Professor Stephen Hawking wrote one final paper which is published posthumously. In this new paper, Hawking and collaborator Professor Thomas Hertog conclude that our Universe sprung from a larger state or "multiverse" that is not infinite.
Let us understand what this is all about by stepping back about 13.7 billion years in time. In these early days there is various evidence that our young Universe experienced a rapid period of growth called "inflation." A very short time later, the inflation stopped and calmed down into the more gentle mode of expansion plus acceleration we see in our Universe today. But what is the situation beyond our Universe, in the multiverse, and how does it behave?
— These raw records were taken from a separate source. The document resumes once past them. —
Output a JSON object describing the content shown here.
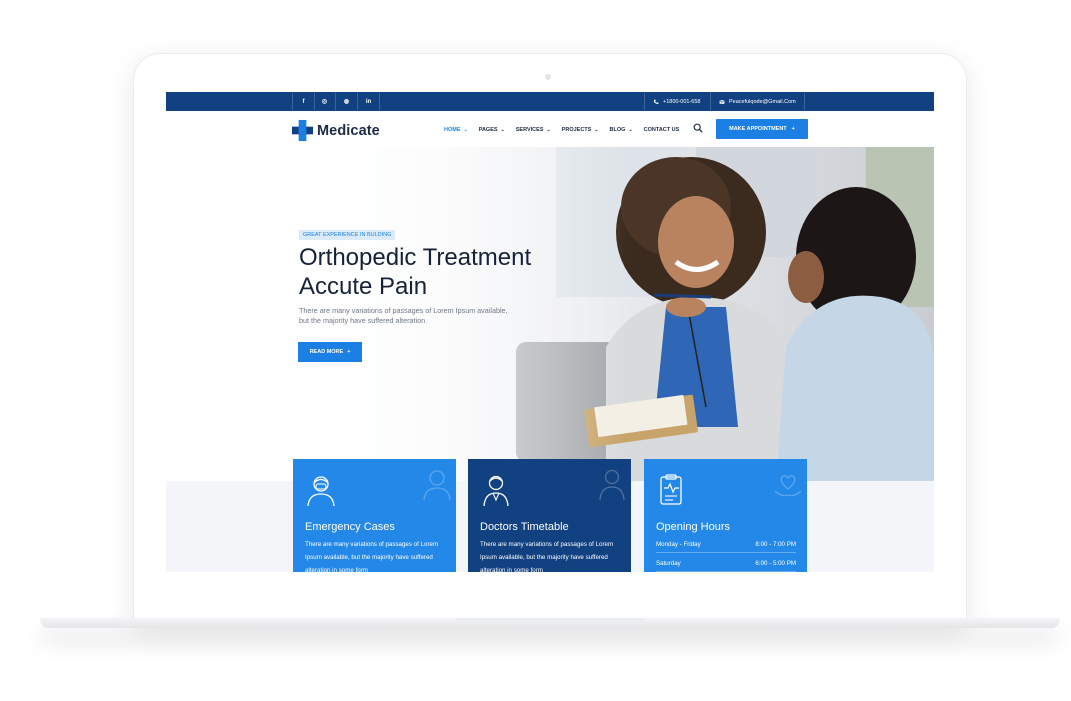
{
  "topbar": {
    "social": [
      "f",
      "◎",
      "◍",
      "in"
    ],
    "phone": "+1800-001-658",
    "email": "Peacefulqode@Gmail.Com"
  },
  "header": {
    "logo_text": "Medicate",
    "nav": [
      {
        "label": "HOME",
        "active": true
      },
      {
        "label": "PAGES",
        "active": false
      },
      {
        "label": "SERVICES",
        "active": false
      },
      {
        "label": "PROJECTS",
        "active": false
      },
      {
        "label": "BLOG",
        "active": false
      },
      {
        "label": "CONTACT US",
        "active": false
      }
    ],
    "appointment_label": "MAKE APPOINTMENT",
    "plus": "+"
  },
  "hero": {
    "badge": "GREAT EXPERIENCE IN BULDING",
    "title_line1": "Orthopedic Treatment",
    "title_line2": "Accute Pain",
    "text": "There are many variations of passages of Lorem Ipsum available, but the majority have suffered alteration",
    "read_more": "READ MORE",
    "plus": "+"
  },
  "cards": {
    "emergency": {
      "title": "Emergency Cases",
      "text": "There are many variations of passages of Lorem Ipsum available, but the majority have suffered alteration in some form"
    },
    "doctors": {
      "title": "Doctors Timetable",
      "text": "There are many variations of passages of Lorem Ipsum available, but the majority have suffered alteration in some form"
    },
    "hours": {
      "title": "Opening Hours",
      "rows": [
        {
          "day": "Monday - Friday",
          "time": "8:00 - 7:00 PM"
        },
        {
          "day": "Saturday",
          "time": "6:00 - 5:00 PM"
        }
      ]
    }
  },
  "colors": {
    "brand_dark": "#124181",
    "brand_blue": "#1b7fe3"
  }
}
The prevailing idea is that inflation is a normal attribute in the multiverse, such that the multiverse is expanding all the time at exponential rates in state called "eternal" inflation.
From time to time, a universe such as our own emerges, and potentially even an infinite number of universes arise each with a different set of physical laws. But Professor Hawking was never a fan of the multiverse.
Hawking and Hertog set out to understand better this significant problem on the starting assumption that relativity physics was not important in the early periods of inflation. As such, they were justified to consider that only quantum theory was the dominant physics. They then introduced the approximation that the multiverse is empty, meaning that it has no matter or energy. They went on to impose a shape of this larger entity, and removed the dimension of time from their equations altogether, as time has no meaning in a state not subject to relativity physics.
Their conclusion is that we still live a multiverse, but it is no longer infinite with infinite physics and infinite possibilities. But, as Douglas Adams tells us, it is still "mind-bogglingly big."